### Activity
Go through the entries below and work out how many lines include "Templates". Answer with the number only.

### Records for the task
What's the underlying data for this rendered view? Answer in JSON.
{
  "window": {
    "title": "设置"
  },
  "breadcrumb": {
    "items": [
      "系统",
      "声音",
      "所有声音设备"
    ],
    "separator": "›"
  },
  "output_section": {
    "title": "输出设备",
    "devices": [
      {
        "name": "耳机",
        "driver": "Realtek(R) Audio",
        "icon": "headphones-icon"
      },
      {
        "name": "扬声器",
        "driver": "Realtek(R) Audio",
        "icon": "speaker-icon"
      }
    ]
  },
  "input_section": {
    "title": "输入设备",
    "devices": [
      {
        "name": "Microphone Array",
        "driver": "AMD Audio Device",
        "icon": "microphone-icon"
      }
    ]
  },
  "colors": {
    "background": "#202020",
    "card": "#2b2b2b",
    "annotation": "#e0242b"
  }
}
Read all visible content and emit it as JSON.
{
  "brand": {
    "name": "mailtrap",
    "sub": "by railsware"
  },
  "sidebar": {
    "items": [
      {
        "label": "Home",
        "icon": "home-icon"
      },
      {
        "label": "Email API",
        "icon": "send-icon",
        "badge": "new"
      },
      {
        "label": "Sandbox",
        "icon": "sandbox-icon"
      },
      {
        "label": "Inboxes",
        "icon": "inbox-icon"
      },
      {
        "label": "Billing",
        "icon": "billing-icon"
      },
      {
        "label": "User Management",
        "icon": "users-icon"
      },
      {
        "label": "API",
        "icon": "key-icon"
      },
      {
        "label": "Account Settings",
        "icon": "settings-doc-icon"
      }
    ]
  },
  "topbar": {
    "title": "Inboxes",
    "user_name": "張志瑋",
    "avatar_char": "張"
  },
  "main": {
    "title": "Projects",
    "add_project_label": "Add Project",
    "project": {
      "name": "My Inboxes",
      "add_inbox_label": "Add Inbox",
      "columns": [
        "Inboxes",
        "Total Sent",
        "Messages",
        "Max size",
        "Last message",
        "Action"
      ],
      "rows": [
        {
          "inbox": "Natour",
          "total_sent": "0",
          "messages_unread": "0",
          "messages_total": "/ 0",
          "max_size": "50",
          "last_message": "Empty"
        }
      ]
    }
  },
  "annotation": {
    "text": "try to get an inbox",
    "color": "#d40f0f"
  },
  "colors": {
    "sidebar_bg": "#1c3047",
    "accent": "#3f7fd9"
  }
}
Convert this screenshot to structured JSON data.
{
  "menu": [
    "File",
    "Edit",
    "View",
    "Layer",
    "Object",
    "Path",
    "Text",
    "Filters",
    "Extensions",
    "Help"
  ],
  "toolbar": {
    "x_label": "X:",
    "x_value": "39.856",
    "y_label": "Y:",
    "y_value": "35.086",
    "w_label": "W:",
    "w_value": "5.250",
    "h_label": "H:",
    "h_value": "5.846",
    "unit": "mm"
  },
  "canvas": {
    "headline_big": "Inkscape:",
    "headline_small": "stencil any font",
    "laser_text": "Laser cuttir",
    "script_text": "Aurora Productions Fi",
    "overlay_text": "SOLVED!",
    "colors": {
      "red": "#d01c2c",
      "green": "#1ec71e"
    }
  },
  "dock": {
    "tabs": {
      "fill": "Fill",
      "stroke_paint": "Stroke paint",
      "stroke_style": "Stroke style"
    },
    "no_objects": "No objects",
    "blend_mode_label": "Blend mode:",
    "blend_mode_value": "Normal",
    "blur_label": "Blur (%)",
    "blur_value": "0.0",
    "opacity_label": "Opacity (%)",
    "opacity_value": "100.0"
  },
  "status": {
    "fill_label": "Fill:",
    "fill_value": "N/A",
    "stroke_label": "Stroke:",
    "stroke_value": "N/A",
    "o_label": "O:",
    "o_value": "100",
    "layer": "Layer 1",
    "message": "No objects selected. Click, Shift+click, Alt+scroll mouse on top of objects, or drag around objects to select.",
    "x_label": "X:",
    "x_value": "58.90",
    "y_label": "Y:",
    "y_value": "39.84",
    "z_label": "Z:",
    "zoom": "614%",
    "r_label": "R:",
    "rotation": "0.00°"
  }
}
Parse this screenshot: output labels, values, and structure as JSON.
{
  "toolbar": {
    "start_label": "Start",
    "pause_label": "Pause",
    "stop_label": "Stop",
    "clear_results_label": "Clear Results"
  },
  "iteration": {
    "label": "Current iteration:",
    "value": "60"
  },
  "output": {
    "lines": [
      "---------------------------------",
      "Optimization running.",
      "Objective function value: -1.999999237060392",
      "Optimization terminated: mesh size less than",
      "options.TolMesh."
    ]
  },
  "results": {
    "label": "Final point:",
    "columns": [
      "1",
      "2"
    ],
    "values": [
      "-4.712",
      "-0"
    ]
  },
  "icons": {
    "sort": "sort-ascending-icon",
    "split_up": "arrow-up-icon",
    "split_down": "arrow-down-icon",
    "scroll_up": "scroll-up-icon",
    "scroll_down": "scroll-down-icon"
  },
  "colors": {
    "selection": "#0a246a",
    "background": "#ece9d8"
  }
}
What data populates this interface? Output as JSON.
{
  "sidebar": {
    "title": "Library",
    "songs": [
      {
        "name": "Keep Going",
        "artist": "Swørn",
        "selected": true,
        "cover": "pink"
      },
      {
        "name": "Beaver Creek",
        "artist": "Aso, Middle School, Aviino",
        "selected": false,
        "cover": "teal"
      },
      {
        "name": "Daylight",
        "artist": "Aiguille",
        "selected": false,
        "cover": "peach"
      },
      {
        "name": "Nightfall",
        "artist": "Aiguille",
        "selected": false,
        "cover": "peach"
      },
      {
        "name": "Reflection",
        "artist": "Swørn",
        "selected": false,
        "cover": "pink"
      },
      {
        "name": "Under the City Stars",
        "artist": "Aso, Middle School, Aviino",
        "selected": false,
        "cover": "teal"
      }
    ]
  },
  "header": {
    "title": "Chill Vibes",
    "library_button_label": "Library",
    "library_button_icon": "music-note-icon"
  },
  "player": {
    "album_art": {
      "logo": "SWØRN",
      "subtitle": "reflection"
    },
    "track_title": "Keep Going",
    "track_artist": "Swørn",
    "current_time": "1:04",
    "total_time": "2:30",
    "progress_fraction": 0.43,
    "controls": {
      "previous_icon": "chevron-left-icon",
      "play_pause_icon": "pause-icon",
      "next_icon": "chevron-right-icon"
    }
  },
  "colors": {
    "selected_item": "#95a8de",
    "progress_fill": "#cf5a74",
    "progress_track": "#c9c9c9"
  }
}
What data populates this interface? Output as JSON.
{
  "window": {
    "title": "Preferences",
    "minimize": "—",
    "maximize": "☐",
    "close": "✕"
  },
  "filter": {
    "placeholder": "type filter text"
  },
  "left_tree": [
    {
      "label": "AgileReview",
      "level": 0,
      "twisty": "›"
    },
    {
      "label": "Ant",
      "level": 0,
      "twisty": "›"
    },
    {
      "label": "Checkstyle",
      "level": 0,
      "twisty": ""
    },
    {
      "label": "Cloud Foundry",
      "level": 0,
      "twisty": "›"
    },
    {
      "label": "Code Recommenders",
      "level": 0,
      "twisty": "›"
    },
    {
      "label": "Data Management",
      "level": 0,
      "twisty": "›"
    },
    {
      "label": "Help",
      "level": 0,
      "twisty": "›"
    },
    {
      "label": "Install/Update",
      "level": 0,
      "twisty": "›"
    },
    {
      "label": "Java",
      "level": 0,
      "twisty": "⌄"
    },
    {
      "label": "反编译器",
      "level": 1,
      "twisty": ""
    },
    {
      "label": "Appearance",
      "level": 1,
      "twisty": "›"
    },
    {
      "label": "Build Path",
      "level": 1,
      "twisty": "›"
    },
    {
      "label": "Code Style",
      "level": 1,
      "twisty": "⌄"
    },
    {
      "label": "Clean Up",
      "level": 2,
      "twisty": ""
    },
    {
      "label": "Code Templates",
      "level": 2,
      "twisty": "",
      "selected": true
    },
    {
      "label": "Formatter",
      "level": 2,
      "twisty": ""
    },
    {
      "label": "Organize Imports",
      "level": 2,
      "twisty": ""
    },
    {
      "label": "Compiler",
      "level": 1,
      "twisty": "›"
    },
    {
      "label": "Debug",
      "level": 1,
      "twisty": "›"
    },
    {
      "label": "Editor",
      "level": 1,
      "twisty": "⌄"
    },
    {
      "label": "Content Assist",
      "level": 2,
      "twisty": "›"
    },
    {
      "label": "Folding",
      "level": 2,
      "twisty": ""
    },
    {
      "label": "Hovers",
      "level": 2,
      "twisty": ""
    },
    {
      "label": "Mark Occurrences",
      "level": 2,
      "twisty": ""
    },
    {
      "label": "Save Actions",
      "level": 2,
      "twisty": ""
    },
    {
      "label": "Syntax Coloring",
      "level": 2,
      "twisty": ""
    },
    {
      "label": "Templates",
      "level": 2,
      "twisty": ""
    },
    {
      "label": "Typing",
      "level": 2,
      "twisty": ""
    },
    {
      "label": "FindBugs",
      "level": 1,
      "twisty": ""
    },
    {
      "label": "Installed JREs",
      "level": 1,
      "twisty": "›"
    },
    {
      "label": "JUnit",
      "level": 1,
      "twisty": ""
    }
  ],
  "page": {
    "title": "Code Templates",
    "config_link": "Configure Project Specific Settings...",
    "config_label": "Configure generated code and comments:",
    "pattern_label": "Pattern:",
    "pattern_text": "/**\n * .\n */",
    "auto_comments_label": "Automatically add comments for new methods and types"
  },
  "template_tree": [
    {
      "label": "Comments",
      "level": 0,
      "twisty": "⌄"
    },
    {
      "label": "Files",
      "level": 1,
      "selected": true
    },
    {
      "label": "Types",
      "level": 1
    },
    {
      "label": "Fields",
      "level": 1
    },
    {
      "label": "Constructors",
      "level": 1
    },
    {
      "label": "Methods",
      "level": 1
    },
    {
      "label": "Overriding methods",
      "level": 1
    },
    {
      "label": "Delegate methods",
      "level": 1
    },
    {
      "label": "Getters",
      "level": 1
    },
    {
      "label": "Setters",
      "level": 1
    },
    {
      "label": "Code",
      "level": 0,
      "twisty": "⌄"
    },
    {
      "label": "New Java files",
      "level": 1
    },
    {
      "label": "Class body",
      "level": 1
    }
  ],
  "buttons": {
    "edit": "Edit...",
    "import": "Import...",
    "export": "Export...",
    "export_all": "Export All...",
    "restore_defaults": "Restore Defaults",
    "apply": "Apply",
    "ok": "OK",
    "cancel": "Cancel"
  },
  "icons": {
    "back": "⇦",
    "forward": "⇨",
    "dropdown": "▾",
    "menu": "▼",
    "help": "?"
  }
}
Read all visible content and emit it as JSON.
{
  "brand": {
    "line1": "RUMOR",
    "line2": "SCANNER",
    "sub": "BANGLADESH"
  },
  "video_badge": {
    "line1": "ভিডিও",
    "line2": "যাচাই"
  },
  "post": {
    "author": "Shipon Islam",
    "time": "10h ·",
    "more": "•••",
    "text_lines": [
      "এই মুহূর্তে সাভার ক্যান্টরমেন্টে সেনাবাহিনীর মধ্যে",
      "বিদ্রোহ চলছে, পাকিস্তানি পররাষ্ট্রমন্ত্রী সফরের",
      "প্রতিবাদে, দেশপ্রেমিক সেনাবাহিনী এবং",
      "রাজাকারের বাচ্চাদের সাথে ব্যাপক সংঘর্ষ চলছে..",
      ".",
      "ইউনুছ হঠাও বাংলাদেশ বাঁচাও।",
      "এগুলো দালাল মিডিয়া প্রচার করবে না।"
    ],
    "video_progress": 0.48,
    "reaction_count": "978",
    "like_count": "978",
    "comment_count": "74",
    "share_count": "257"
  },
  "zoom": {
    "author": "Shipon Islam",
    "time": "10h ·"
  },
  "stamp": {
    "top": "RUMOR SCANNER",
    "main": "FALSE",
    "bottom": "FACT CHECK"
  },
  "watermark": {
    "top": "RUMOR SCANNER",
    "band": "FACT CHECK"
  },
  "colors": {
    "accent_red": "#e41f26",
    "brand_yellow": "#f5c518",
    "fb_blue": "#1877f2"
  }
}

### Response to the task
3